## EXERCISE
Please return every line in the entries below with the word "this" in it.

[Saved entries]

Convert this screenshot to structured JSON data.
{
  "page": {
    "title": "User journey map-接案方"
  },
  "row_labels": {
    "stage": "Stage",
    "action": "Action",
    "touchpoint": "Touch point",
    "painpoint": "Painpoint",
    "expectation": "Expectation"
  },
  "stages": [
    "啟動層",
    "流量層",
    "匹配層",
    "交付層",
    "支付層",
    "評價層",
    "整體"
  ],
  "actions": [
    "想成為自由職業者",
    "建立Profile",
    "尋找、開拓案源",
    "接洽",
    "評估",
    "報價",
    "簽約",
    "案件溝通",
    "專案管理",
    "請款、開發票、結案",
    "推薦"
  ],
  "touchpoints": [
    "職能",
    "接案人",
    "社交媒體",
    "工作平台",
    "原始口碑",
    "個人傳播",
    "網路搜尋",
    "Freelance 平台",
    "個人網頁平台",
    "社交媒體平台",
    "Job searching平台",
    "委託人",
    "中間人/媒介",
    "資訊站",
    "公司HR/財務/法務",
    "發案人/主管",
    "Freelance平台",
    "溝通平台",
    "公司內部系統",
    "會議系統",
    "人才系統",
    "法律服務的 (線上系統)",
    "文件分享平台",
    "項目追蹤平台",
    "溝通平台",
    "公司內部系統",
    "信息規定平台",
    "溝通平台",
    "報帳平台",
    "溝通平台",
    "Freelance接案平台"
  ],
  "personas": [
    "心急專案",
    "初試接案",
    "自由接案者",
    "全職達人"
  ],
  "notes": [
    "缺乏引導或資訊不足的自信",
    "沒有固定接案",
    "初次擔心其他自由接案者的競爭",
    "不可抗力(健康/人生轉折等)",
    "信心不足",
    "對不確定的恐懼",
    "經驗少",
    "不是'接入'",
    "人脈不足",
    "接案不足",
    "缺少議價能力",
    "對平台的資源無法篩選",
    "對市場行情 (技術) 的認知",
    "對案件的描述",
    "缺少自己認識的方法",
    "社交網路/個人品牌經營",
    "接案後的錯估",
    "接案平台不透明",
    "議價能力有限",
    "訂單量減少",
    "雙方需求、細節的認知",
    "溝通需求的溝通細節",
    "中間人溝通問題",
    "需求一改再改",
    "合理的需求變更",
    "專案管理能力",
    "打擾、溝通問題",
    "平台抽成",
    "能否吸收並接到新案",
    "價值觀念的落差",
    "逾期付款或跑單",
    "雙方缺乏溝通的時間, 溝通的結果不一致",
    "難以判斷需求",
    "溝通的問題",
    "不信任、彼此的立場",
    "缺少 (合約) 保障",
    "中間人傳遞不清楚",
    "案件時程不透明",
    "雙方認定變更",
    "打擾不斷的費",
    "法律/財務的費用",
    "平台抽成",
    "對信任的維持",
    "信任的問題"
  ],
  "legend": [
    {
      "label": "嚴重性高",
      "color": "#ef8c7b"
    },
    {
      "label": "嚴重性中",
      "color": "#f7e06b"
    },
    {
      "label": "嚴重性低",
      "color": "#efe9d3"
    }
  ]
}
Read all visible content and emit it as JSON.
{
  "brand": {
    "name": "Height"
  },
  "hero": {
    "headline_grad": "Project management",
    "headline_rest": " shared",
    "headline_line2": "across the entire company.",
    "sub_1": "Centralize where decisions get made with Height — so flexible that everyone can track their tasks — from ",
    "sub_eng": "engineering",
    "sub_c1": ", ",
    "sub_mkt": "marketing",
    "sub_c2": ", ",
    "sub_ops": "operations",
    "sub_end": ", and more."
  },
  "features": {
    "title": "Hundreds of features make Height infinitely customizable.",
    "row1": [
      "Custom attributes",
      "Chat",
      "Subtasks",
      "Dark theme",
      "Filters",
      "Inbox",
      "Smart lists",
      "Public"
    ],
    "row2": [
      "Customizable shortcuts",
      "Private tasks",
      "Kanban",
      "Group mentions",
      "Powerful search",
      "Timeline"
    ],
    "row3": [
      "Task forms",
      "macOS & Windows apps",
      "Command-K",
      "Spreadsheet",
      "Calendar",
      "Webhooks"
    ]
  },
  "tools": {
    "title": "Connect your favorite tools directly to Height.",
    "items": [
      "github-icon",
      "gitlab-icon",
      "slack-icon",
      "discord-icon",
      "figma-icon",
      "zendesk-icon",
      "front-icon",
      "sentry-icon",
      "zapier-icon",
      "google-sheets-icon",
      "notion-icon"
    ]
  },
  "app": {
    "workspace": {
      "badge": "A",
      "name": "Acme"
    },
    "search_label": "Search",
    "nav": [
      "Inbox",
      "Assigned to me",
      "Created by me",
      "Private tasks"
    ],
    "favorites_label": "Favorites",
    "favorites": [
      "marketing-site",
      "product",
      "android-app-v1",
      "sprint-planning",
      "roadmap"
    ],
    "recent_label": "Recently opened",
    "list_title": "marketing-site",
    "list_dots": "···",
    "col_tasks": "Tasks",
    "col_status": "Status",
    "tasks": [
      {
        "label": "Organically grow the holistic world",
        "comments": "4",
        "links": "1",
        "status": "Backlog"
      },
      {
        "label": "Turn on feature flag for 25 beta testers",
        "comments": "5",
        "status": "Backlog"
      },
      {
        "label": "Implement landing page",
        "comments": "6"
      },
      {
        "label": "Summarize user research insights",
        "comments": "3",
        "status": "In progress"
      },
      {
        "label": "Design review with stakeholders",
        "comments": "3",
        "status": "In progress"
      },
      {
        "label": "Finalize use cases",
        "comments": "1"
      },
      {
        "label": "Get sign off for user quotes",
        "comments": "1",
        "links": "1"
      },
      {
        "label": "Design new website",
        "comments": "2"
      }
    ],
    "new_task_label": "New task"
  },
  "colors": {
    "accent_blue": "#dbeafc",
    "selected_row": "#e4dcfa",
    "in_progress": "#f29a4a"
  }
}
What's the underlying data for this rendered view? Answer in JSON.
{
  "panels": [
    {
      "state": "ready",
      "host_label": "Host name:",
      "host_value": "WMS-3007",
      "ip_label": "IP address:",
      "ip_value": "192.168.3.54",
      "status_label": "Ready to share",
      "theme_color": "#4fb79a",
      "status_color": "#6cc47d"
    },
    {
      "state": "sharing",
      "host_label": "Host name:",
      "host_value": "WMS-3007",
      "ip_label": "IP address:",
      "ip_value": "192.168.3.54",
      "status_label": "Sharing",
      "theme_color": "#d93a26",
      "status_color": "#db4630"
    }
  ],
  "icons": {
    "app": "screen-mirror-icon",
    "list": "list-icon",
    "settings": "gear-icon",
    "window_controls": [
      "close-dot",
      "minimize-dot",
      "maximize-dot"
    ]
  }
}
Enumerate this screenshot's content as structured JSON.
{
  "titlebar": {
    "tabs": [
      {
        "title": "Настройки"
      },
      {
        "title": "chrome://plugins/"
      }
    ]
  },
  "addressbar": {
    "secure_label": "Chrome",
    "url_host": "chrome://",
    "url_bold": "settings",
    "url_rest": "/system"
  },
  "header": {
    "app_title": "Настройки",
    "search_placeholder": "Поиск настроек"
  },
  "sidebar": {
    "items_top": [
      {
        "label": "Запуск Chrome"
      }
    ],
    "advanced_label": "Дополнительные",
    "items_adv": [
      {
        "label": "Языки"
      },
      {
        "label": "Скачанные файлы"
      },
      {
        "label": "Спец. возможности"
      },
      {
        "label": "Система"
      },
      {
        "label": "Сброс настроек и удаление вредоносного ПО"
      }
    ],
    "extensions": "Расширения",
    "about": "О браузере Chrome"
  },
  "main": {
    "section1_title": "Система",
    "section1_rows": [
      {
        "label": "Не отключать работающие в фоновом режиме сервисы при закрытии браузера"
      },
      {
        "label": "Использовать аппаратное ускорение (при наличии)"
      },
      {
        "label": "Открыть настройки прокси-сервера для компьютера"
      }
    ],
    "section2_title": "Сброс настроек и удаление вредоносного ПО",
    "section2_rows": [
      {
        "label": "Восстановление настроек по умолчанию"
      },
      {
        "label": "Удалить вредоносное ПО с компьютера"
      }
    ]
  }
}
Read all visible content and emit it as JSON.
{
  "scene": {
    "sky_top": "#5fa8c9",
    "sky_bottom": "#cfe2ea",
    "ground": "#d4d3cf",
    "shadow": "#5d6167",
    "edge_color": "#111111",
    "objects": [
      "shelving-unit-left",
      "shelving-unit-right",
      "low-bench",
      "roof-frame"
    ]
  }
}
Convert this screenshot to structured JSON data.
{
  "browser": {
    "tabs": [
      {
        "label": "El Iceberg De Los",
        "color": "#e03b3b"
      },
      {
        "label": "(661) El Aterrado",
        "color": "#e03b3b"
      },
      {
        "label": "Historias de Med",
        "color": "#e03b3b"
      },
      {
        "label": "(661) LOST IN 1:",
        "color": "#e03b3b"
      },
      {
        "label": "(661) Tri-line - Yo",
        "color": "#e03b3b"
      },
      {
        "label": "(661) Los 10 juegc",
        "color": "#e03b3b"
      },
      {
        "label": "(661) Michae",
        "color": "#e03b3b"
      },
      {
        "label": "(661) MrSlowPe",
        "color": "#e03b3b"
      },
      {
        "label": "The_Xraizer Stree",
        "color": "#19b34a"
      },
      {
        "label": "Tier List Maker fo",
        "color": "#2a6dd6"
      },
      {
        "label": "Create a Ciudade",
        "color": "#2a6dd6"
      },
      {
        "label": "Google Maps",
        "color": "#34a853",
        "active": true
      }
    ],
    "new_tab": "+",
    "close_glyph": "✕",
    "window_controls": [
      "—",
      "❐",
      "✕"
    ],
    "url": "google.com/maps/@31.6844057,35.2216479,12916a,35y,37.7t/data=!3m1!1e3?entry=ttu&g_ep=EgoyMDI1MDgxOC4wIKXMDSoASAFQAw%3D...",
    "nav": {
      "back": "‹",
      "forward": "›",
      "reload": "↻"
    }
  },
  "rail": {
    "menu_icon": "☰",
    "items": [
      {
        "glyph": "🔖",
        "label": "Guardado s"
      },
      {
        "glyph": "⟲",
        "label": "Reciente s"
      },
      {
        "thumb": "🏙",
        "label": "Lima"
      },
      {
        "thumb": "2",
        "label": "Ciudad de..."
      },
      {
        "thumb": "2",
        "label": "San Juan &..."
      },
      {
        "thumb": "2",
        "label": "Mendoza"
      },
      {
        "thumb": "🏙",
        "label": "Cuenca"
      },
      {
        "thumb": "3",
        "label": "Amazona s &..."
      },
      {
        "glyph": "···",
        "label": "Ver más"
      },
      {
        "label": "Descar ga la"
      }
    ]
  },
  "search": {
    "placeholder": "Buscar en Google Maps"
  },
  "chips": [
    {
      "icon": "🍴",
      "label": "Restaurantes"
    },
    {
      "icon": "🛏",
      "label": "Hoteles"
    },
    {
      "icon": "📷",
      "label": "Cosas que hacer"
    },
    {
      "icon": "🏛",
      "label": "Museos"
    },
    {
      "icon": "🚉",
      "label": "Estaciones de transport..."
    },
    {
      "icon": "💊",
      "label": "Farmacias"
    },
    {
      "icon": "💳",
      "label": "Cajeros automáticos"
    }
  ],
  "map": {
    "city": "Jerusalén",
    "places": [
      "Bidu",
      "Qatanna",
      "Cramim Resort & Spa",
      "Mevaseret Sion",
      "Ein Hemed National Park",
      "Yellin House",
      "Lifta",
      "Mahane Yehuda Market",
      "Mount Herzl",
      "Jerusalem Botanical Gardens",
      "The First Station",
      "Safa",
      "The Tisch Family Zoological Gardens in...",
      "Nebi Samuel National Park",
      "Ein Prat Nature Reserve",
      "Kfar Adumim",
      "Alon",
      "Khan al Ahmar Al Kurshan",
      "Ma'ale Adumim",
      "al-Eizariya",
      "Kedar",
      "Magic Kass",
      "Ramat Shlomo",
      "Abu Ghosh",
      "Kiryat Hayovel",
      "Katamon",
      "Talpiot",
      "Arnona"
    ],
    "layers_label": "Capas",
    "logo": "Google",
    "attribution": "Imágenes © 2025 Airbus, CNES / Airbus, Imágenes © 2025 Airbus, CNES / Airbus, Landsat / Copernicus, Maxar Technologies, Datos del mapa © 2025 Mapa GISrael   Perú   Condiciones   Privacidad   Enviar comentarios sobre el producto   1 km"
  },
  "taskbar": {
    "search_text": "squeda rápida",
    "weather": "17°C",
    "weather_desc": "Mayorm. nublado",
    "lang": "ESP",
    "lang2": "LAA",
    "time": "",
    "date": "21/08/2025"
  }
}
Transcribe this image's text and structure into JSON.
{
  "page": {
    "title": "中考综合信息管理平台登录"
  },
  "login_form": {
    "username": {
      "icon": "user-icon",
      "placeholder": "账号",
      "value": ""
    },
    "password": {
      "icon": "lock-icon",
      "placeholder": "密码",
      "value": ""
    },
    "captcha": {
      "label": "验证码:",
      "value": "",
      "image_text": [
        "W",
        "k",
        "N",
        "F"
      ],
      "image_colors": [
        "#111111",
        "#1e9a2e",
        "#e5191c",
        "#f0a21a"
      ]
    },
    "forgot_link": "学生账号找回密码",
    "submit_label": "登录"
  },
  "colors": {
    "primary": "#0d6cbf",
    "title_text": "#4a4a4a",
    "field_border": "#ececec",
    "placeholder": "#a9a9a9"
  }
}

## SOLUTION
Convert this screenshot to structured JSON data.
What's the underlying data for this rendered view? Answer in JSON.
Enumerate this screenshot's content as structured JSON.
Convert this screenshot to structured JSON data.
Transcribe this image's text and structure into JSON.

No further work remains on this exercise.